But there is more…new documentation requirement
Also beginning January 2020 CMS is proposing that the documentation provide a short description of the application or non-application of the CQ/CO Modifiers. Keep in mind that modifiers are applied on a per code, basis, and should be included in the claim when billed. This means you would need to state something like:
Code 9XXXX CQ/CO code applied: services fully provided by PTA/OTA
Code 9XXXX CQ/CO code applied: PTA/OTA services provided 15%
Code 9XXXX No CQ/CO code applied: PTA/OTA services provided less than 10%.
If the services provided were only provided by the PT/OT then you would note:
Code 9XXXX CQ/CO – NA
CMS is also soliciting feedback if the documentation requirement should go beyond this to require the actual documentation of the total time and the time spent by the PTA/OTA. To be clear these documentation requirements are proposed only at this point. A final rule will likely be issued in this fall.
It's important to make your voice heard
CMS is soliciting comments on whether these new requirements (particularly the documentation requirements) will create a significant administrative burden. According to posted information, APTA appears to take issue with various aspects of the proposed rule and will be working with CMS to address concerns. You have an opportunity to register your own concerns on this issue through the APTA Regulatory Action Webpage or directly through the Federal Register and should do so if you are concerned. The more comments CMS hears the more likely they are to consider changes. CMS will accept comments on the proposed rule until September 27th, 2019.

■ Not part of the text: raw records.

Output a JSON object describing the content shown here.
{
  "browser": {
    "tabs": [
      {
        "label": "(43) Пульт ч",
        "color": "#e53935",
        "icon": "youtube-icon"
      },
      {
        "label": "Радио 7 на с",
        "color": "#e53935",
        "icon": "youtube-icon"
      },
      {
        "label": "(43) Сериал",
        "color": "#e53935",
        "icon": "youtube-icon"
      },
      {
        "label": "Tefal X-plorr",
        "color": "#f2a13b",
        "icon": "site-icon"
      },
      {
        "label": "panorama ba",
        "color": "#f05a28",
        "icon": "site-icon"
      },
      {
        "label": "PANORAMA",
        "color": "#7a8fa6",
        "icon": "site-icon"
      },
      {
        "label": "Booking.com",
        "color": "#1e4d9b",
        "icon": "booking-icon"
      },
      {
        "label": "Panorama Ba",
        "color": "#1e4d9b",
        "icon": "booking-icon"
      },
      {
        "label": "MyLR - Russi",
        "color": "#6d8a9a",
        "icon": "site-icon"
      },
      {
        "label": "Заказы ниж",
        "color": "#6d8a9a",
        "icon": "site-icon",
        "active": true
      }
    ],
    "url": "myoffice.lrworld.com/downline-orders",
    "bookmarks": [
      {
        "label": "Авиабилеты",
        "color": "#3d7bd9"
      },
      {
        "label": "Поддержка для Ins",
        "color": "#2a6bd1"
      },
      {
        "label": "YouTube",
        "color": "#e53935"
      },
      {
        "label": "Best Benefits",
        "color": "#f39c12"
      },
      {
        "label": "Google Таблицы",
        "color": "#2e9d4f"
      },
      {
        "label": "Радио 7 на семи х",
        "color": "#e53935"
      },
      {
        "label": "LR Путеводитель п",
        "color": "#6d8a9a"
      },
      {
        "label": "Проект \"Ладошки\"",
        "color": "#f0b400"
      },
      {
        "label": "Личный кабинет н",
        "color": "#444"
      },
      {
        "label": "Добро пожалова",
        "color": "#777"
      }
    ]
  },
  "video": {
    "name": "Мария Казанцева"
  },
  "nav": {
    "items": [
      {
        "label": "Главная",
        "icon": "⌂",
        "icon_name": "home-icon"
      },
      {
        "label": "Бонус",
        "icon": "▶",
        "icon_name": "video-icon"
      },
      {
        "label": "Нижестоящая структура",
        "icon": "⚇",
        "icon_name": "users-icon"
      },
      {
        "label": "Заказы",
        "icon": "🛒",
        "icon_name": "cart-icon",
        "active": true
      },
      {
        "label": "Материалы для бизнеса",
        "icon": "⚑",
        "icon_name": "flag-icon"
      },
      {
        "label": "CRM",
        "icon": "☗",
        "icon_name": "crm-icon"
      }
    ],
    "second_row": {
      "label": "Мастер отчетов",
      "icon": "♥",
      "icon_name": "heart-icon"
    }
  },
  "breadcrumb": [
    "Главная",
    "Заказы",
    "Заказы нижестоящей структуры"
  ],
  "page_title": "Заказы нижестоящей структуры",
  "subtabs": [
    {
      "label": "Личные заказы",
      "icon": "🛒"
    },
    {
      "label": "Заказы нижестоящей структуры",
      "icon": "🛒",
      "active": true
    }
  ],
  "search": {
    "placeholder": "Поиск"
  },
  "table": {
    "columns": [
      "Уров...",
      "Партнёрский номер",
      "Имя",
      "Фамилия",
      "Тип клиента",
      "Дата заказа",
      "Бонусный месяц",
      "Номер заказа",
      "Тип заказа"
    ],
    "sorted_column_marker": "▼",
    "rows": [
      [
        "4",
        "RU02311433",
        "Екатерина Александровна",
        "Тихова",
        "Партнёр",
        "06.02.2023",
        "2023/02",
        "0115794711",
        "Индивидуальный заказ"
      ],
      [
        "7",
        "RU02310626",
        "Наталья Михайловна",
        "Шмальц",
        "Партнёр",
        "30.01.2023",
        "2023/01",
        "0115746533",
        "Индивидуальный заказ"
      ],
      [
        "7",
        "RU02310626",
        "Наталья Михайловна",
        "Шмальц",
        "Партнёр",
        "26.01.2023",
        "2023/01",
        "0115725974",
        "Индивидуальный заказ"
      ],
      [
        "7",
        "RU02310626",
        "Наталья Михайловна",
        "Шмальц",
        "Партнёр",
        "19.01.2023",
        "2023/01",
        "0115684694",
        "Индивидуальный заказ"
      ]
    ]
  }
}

You must also become very familiar with these rules so you are ready for implementation in January. If you have PTA’s or OTA’s in your practice you should know exactly how they operate so you understand how these changes will impact your practice.
Some useful resources:
The bottom line
Medicare is making changes to catch up with legislation. There will be substantial financial, operational and compliance impacts that you need to start preparing for. In addition, your advocacy can help in letting CMS know if you feel that these changes are overly burdensome to your practice. MWTherapy provides a full suite of physical therapy software tools to help you with all aspects of your practice, including keeping up with Medicare’s ever-changing compliance requirements.